(Excerpts from an interface dataset)
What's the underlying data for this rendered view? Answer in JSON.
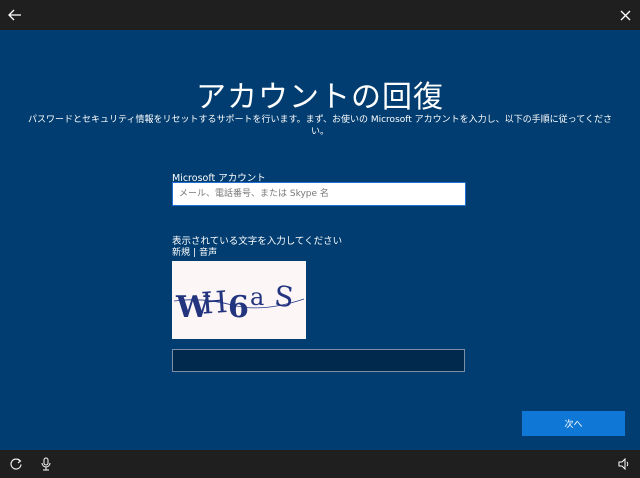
{
  "window": {
    "back_icon": "back-arrow-icon",
    "close_icon": "close-icon"
  },
  "page": {
    "title": "アカウントの回復",
    "description": "パスワードとセキュリティ情報をリセットするサポートを行います。まず、お使いの Microsoft アカウントを入力し、以下の手順に従ってください。"
  },
  "account": {
    "label": "Microsoft アカウント",
    "placeholder": "メール、電話番号、または Skype 名",
    "value": ""
  },
  "captcha": {
    "prompt": "表示されている文字を入力してください",
    "new_link": "新規",
    "separator": "|",
    "audio_link": "音声",
    "image_text": "WH6aS",
    "answer_value": ""
  },
  "actions": {
    "next_label": "次へ"
  },
  "bottom_bar": {
    "icons": [
      "ease-of-access-icon",
      "microphone-icon",
      "volume-icon"
    ]
  },
  "colors": {
    "background": "#013d70",
    "bar": "#1f1f1f",
    "accent": "#0f78d7"
  }
}
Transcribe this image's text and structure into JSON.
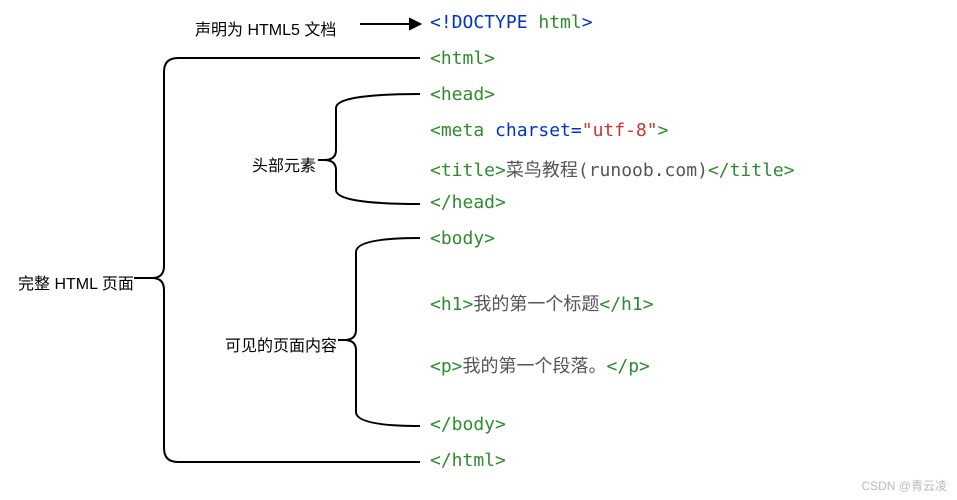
{
  "labels": {
    "root": "完整 HTML 页面",
    "doctype": "声明为 HTML5 文档",
    "head": "头部元素",
    "body": "可见的页面内容"
  },
  "code": {
    "l1_kw": "<!DOCTYPE ",
    "l1_tag": "html",
    "l1_end": ">",
    "l2": "<html>",
    "l3": "<head>",
    "l4_open": "<meta ",
    "l4_attr": "charset=",
    "l4_str": "\"utf-8\"",
    "l4_close": ">",
    "l5_open": "<title>",
    "l5_txt": "菜鸟教程(runoob.com)",
    "l5_close": "</title>",
    "l6": "</head>",
    "l7": "<body>",
    "l8_open": "<h1>",
    "l8_txt": "我的第一个标题",
    "l8_close": "</h1>",
    "l9_open": "<p>",
    "l9_txt": "我的第一个段落。",
    "l9_close": "</p>",
    "l10": "</body>",
    "l11": "</html>"
  },
  "watermark": "CSDN @青云凌"
}
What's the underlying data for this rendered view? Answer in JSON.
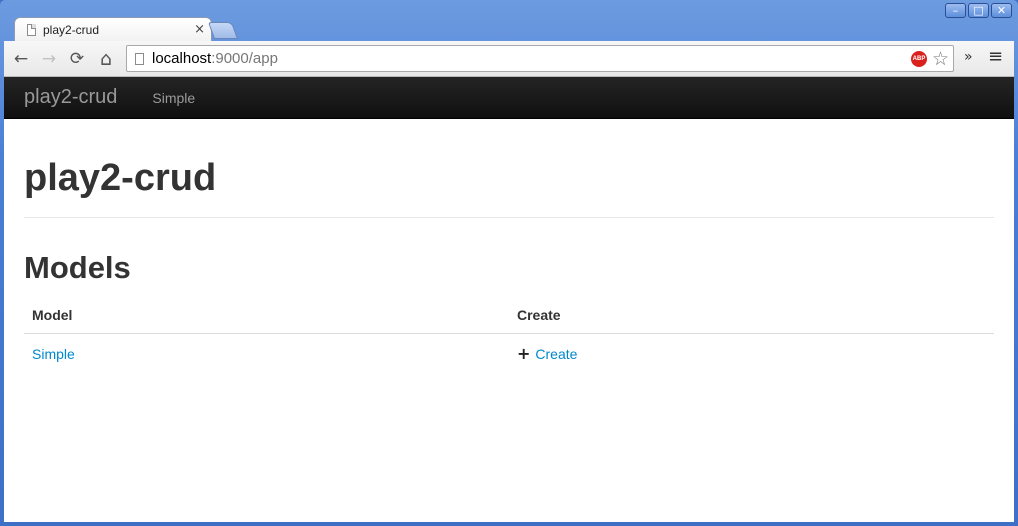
{
  "window": {
    "controls": {
      "minimize": "–",
      "maximize": "□",
      "close": "✕"
    }
  },
  "tab": {
    "title": "play2-crud",
    "close": "×"
  },
  "toolbar": {
    "back": "←",
    "forward": "→",
    "reload": "⟳",
    "home": "⌂",
    "url_host": "localhost",
    "url_rest": ":9000/app",
    "abp_label": "ABP",
    "star": "☆",
    "overflow": "»",
    "menu": "≡"
  },
  "navbar": {
    "brand": "play2-crud",
    "links": [
      "Simple"
    ]
  },
  "main": {
    "title": "play2-crud",
    "subtitle": "Models",
    "table": {
      "headers": [
        "Model",
        "Create"
      ],
      "rows": [
        {
          "model": "Simple",
          "create_icon": "+",
          "create_label": "Create"
        }
      ]
    }
  },
  "icons": {
    "page": "page-icon",
    "abp": "adblock-icon",
    "plus": "plus-icon"
  },
  "colors": {
    "link": "#0088cc",
    "navbar": "#1b1b1b",
    "heading": "#333333"
  }
}
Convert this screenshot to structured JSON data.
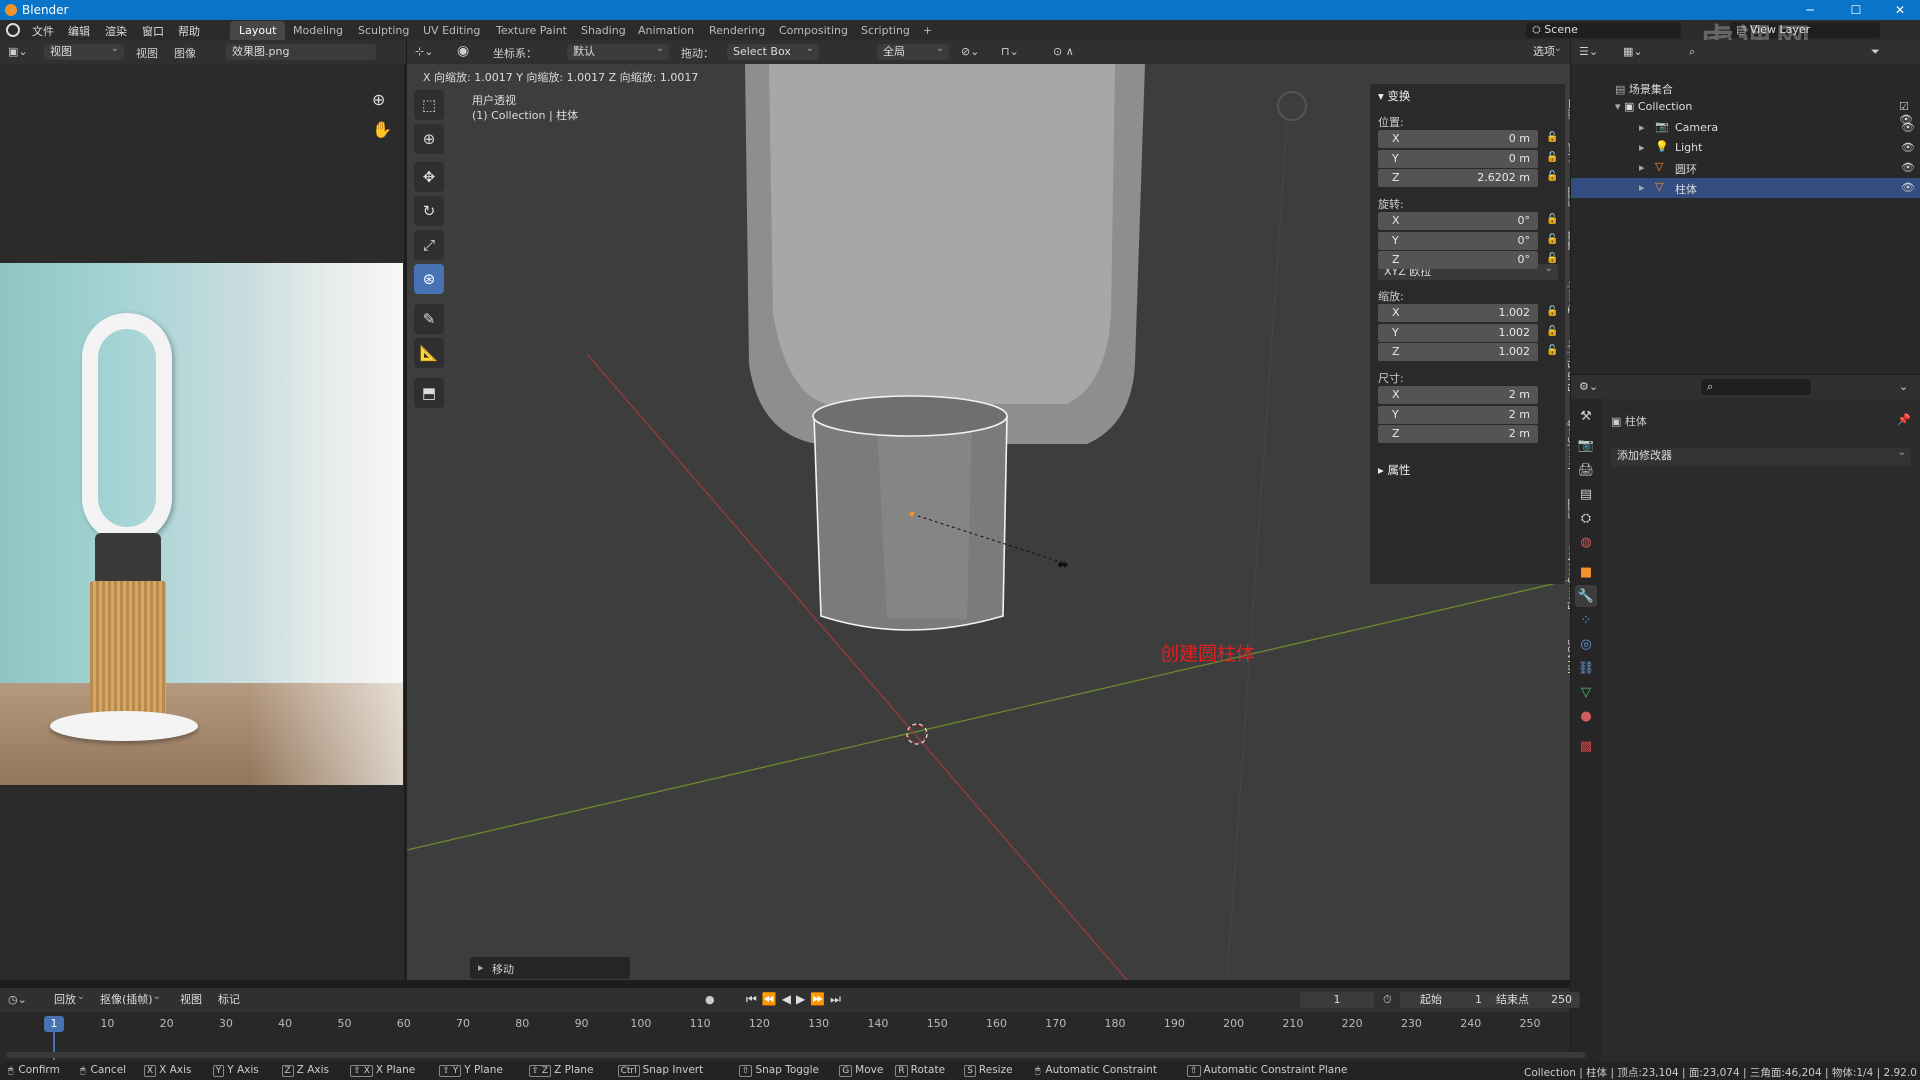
{
  "window": {
    "title": "Blender"
  },
  "menu": {
    "items": [
      "文件",
      "编辑",
      "渲染",
      "窗口",
      "帮助"
    ]
  },
  "workspaces": [
    {
      "label": "Layout",
      "active": true
    },
    {
      "label": "Modeling"
    },
    {
      "label": "Sculpting"
    },
    {
      "label": "UV Editing"
    },
    {
      "label": "Texture Paint"
    },
    {
      "label": "Shading"
    },
    {
      "label": "Animation"
    },
    {
      "label": "Rendering"
    },
    {
      "label": "Compositing"
    },
    {
      "label": "Scripting"
    },
    {
      "label": "+"
    }
  ],
  "scene": {
    "name": "Scene"
  },
  "viewlayer": {
    "name": "View Layer"
  },
  "watermark": "虎课网",
  "image_editor": {
    "view": "视图",
    "menus": [
      "视图",
      "图像"
    ],
    "image_name": "效果图.png"
  },
  "viewport": {
    "header": {
      "coord_label": "坐标系：",
      "coord_value": "默认",
      "drag_label": "拖动：",
      "drag_value": "Select Box",
      "pivot": "全局",
      "select_label": "选项"
    },
    "status_line": "X 向缩放: 1.0017  Y 向缩放: 1.0017  Z 向缩放: 1.0017",
    "info_line1": "用户透视",
    "info_line2": "(1) Collection | 柱体",
    "annotation": "创建圆柱体",
    "operator_panel": "移动",
    "accent": "#4772b3",
    "annotation_color": "#e02020"
  },
  "npanel": {
    "transform_title": "变换",
    "location_label": "位置:",
    "location": [
      {
        "axis": "X",
        "value": "0 m"
      },
      {
        "axis": "Y",
        "value": "0 m"
      },
      {
        "axis": "Z",
        "value": "2.6202 m"
      }
    ],
    "rotation_label": "旋转:",
    "rotation": [
      {
        "axis": "X",
        "value": "0°"
      },
      {
        "axis": "Y",
        "value": "0°"
      },
      {
        "axis": "Z",
        "value": "0°"
      }
    ],
    "rotation_mode": "XYZ 欧拉",
    "scale_label": "缩放:",
    "scale": [
      {
        "axis": "X",
        "value": "1.002"
      },
      {
        "axis": "Y",
        "value": "1.002"
      },
      {
        "axis": "Z",
        "value": "1.002"
      }
    ],
    "dims_label": "尺寸:",
    "dims": [
      {
        "axis": "X",
        "value": "2 m"
      },
      {
        "axis": "Y",
        "value": "2 m"
      },
      {
        "axis": "Z",
        "value": "2 m"
      }
    ],
    "props_title": "属性",
    "tabs": [
      "项目",
      "工具",
      "视图",
      "编辑",
      "Terrain",
      "FLIP Fluids",
      "JewelCraft",
      "视图",
      "Flow Creator",
      "KHAOS"
    ]
  },
  "outliner": {
    "root": "场景集合",
    "collection": "Collection",
    "items": [
      {
        "name": "Camera",
        "icon": "camera-icon"
      },
      {
        "name": "Light",
        "icon": "light-icon"
      },
      {
        "name": "圆环",
        "icon": "mesh-icon"
      },
      {
        "name": "柱体",
        "icon": "mesh-icon",
        "selected": true
      }
    ]
  },
  "properties": {
    "object_name": "柱体",
    "add_modifier": "添加修改器"
  },
  "timeline": {
    "menus": [
      "回放",
      "抠像(插帧)",
      "视图",
      "标记"
    ],
    "current_frame": "1",
    "start_label": "起始",
    "start": "1",
    "end_label": "结束点",
    "end": "250",
    "ticks": [
      "1",
      "10",
      "20",
      "30",
      "40",
      "50",
      "60",
      "70",
      "80",
      "90",
      "100",
      "110",
      "120",
      "130",
      "140",
      "150",
      "160",
      "170",
      "180",
      "190",
      "200",
      "210",
      "220",
      "230",
      "240",
      "250"
    ]
  },
  "statusbar": {
    "items": [
      {
        "key": "",
        "label": "Confirm"
      },
      {
        "key": "",
        "label": "Cancel"
      },
      {
        "key": "X",
        "label": "X Axis"
      },
      {
        "key": "Y",
        "label": "Y Axis"
      },
      {
        "key": "Z",
        "label": "Z Axis"
      },
      {
        "key": "⇧ X",
        "label": "X Plane"
      },
      {
        "key": "⇧ Y",
        "label": "Y Plane"
      },
      {
        "key": "⇧ Z",
        "label": "Z Plane"
      },
      {
        "key": "Ctrl",
        "label": "Snap Invert"
      },
      {
        "key": "⇧",
        "label": "Snap Toggle"
      },
      {
        "key": "G",
        "label": "Move"
      },
      {
        "key": "R",
        "label": "Rotate"
      },
      {
        "key": "S",
        "label": "Resize"
      },
      {
        "key": "",
        "label": "Automatic Constraint"
      },
      {
        "key": "⇧",
        "label": "Automatic Constraint Plane"
      }
    ],
    "right": "Collection | 柱体 | 顶点:23,104 | 面:23,074 | 三角面:46,204 | 物体:1/4 | 2.92.0"
  }
}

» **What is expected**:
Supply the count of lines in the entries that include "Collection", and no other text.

» **Response area**:
3